Copy each line of the entries below that contains the string "name".

══ RAW DATA

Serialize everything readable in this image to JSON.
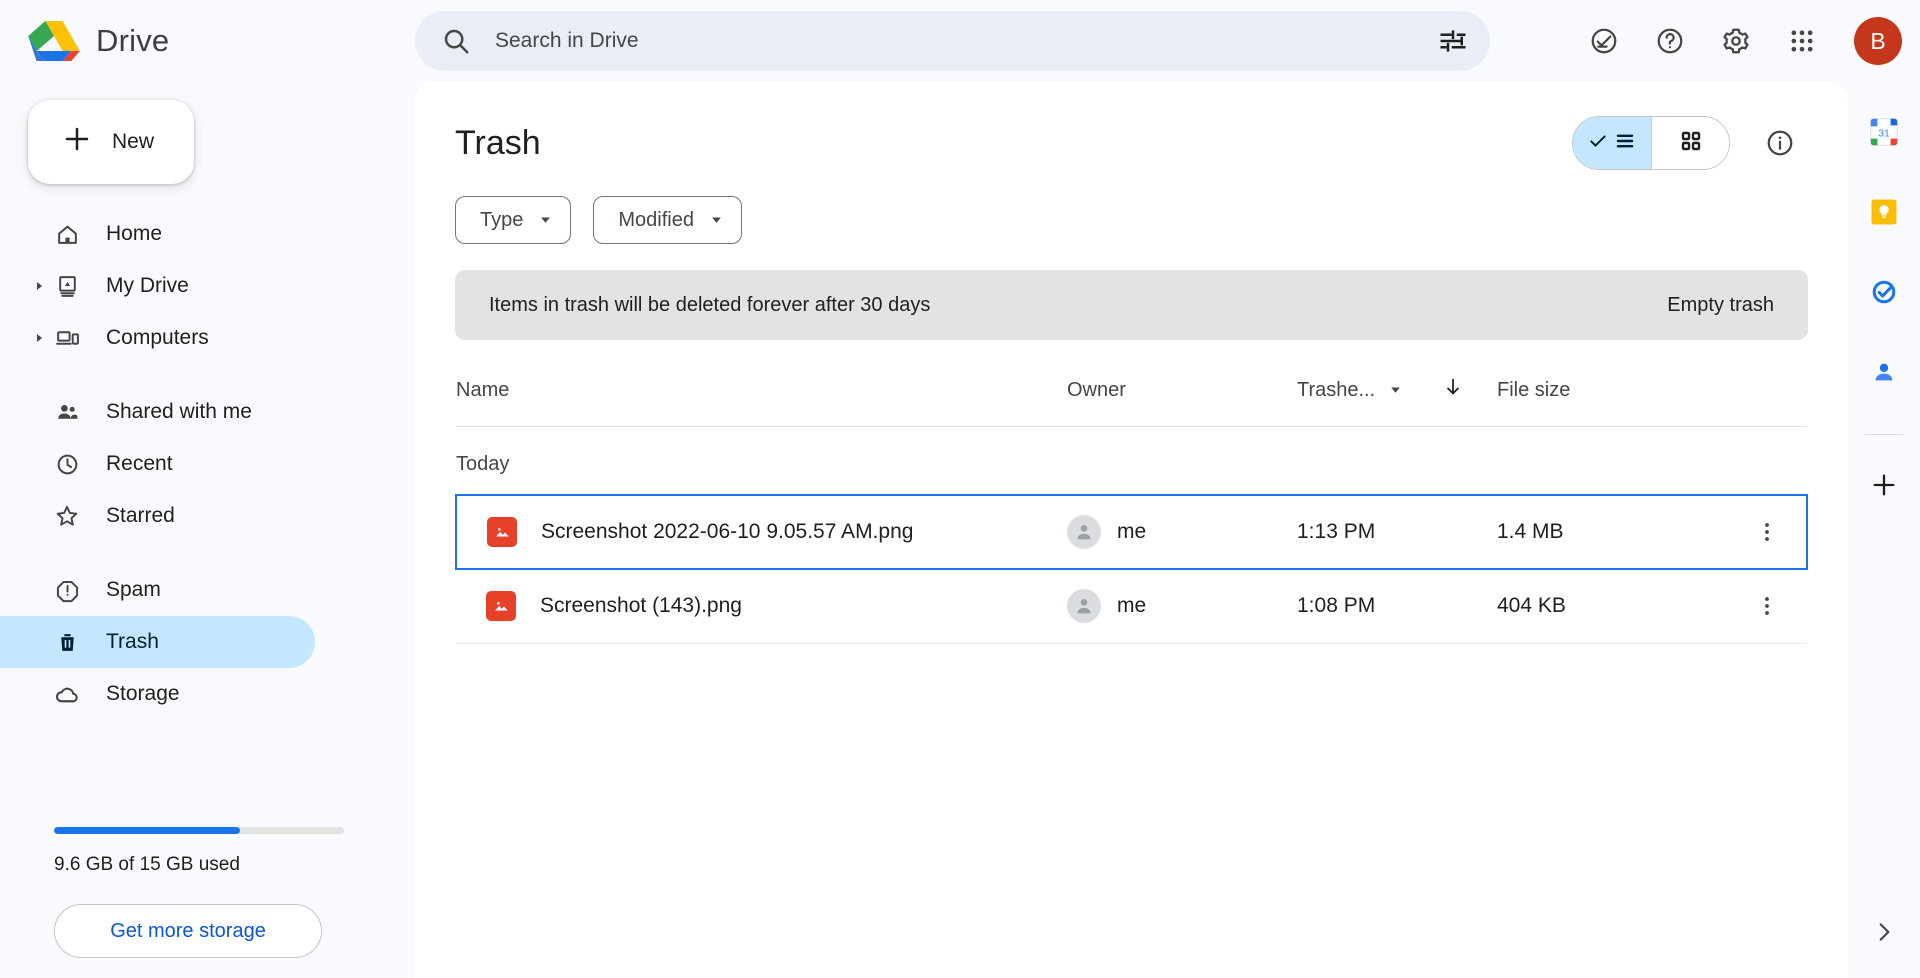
{
  "app": {
    "brand": "Drive",
    "avatar_initial": "B",
    "avatar_color": "#c5371a"
  },
  "search": {
    "placeholder": "Search in Drive",
    "value": ""
  },
  "header_icons": [
    {
      "name": "activity-check-icon",
      "label": "Activity"
    },
    {
      "name": "help-icon",
      "label": "Support"
    },
    {
      "name": "settings-gear-icon",
      "label": "Settings"
    },
    {
      "name": "apps-grid-icon",
      "label": "Google apps"
    }
  ],
  "sidebar": {
    "new_label": "New",
    "items": [
      {
        "label": "Home",
        "icon": "home-icon",
        "expandable": false,
        "active": false
      },
      {
        "label": "My Drive",
        "icon": "my-drive-icon",
        "expandable": true,
        "active": false
      },
      {
        "label": "Computers",
        "icon": "computers-icon",
        "expandable": true,
        "active": false
      },
      {
        "label": "Shared with me",
        "icon": "people-icon",
        "expandable": false,
        "active": false
      },
      {
        "label": "Recent",
        "icon": "clock-icon",
        "expandable": false,
        "active": false
      },
      {
        "label": "Starred",
        "icon": "star-icon",
        "expandable": false,
        "active": false
      },
      {
        "label": "Spam",
        "icon": "spam-icon",
        "expandable": false,
        "active": false
      },
      {
        "label": "Trash",
        "icon": "trash-icon",
        "expandable": false,
        "active": true
      },
      {
        "label": "Storage",
        "icon": "cloud-icon",
        "expandable": false,
        "active": false
      }
    ],
    "storage": {
      "used_text": "9.6 GB of 15 GB used",
      "percent": 64,
      "bar_color": "#1a73e8",
      "get_more_label": "Get more storage"
    }
  },
  "main": {
    "page_title": "Trash",
    "view_toggle": {
      "list_label": "",
      "grid_label": "",
      "active": "list"
    },
    "info_label": "",
    "chips": [
      {
        "label": "Type"
      },
      {
        "label": "Modified"
      }
    ],
    "notice": {
      "message": "Items in trash will be deleted forever after 30 days",
      "action": "Empty trash"
    },
    "columns": {
      "name": "Name",
      "owner": "Owner",
      "trashed": "Trashe...",
      "size": "File size"
    },
    "groups": [
      {
        "label": "Today",
        "rows": [
          {
            "name": "Screenshot 2022-06-10 9.05.57 AM.png",
            "owner": "me",
            "trashed": "1:13 PM",
            "size": "1.4 MB",
            "icon": "image-file-icon",
            "selected": true
          },
          {
            "name": "Screenshot (143).png",
            "owner": "me",
            "trashed": "1:08 PM",
            "size": "404 KB",
            "icon": "image-file-icon",
            "selected": false
          }
        ]
      }
    ]
  },
  "rail": {
    "items": [
      {
        "name": "google-calendar-icon",
        "label": "Calendar",
        "badge": "31"
      },
      {
        "name": "google-keep-icon",
        "label": "Keep"
      },
      {
        "name": "google-tasks-icon",
        "label": "Tasks"
      },
      {
        "name": "google-contacts-icon",
        "label": "Contacts"
      }
    ],
    "add_label": "",
    "expand_label": ""
  }
}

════

→ SOLUTION FOR THIS PROBLEM
      "name": "activity-check-icon",
      "name": "help-icon",
      "name": "settings-gear-icon",
      "name": "apps-grid-icon",
      "name": "Name",
            "name": "Screenshot 2022-06-10 9.05.57 AM.png",
            "name": "Screenshot (143).png",
        "name": "google-calendar-icon",
        "name": "google-keep-icon",
        "name": "google-tasks-icon",
        "name": "google-contacts-icon",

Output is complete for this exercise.